Frodo: I wish the ring had never come to me. I wish none of this had happened.
Gandalf: So do all who live to see such times. But that is not for them to decide. All we have to decide is what to do with the time that is given to us.
It's not bitterness, it's frustration about the type of awareness that is needed and the fact that the term "awareness" doesn't necessary express what people REALLY need to be aware of - the fact that this is some serious shit. Not the people need to "know their bodies" early detection kind of awareness. I was detected early too. We need to spread the awareness that this is killing people. That it's not all pink and ribbons and pretty. I don't love that many people are aware of it only on a superficial level, and as much as the pink blenders, and ped-eggs, and toenail clippers, and ear hair trimmers make me cringe, they generate money. Maybe that is looking at it from a "sell out" perspective. I don't know. What I do know, is that I want that elusive cure, too. It's not about "saving the boobies", it's about saving the LIVES.

Komen for the Cure has a rally-cry of "I AM the cure!" It makes me cringe, and I'm sure I'll hear it Sunday.
I am not the cure. We're still waiting, and we need one.

I want to live to be 40, too. I'm counting on it. I realize how fortunate I am to be riding the wave right now. I'm all too aware that Stage IV, NED is an anomaly. I know that each scan could show that it's back. Many times it does deserve a whole string of F-bombs.

Dr. C ordered another quarterly scan. I suppose I had this idea that I would make it through until the end of the year without a scan and by default, be guaranteed to make it through both Thanksgiving and Christmas without any type of treatment, or treatment-related maladies. He wants to scan in November. Yes, I knew it was three months. I don't know why I thought maybe he'd let it slide. In the big picture? I'm grateful that he is so proactive with regards to scanning. In the small picture, just the inkling of a thought that I might not make it below the rim this year brought tears to my eyes. Realistically, I can't rely on the "what I don't know won't hurt me" concept in this case. So, when EVDI called, I scheduled the exam. Ironically, I'll find out the results after returning from the 3-Day. Greg has already promised me that we'll just find out even sooner that I'm still healthy. He was right the last time...

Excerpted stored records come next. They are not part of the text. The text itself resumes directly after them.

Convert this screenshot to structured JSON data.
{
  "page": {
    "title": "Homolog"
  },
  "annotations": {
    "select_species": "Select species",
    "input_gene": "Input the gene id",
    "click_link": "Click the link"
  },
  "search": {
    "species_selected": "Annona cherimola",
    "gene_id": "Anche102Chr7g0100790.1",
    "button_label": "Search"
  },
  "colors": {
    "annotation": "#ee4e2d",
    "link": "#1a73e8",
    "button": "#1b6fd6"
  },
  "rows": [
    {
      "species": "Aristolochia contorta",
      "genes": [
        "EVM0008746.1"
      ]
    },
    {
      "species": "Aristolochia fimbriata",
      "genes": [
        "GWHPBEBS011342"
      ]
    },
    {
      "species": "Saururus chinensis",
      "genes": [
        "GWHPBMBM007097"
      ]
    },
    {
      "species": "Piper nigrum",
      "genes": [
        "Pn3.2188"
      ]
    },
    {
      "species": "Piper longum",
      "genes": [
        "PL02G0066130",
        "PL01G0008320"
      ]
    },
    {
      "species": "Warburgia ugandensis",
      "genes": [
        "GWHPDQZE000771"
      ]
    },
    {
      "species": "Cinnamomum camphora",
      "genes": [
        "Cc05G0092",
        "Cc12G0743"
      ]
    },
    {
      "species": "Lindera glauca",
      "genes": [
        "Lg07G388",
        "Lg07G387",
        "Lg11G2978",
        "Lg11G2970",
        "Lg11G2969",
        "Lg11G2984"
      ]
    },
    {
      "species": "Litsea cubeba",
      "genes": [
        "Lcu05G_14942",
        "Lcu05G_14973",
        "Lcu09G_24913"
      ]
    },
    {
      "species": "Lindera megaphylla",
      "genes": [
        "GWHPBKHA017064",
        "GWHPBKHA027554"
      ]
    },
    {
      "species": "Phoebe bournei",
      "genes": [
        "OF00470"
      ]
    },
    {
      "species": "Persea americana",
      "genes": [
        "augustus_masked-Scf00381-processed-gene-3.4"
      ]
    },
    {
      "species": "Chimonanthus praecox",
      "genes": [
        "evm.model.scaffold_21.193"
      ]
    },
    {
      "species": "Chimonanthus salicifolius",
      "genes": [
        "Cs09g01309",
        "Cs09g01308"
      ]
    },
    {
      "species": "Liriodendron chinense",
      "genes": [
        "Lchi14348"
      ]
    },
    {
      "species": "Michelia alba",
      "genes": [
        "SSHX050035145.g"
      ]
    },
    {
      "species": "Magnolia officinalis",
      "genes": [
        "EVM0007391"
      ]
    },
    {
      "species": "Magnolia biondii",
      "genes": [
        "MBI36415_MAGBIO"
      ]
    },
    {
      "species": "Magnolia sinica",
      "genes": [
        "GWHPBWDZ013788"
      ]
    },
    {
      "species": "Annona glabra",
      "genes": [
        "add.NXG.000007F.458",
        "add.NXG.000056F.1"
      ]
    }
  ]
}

"I'm proud to be your doctor."
We actually heard that the other day. How many times does a patient hear that? Dr. C isn't one to blow smoke though - for the eight years I've known him, he never has been one to sugar-coat much of anything. I forget, sometimes, that my continued "remarkable" response is a victory for him, too. I can't imagine, as an oncologist, how difficult it must be to have to face patients upon patients and have to tell them that whatever the cocktail they had been taking simply isn't working anymore. I hope to be his ray of hope in an often dark world for as long as possible.

I'm still going to taste Thanksgiving. I'm still going below the rim. I'm still going to savor our bottle of Paul Hobbs on Christmas Eve. From what I hear, it's simply NOT up for discussion.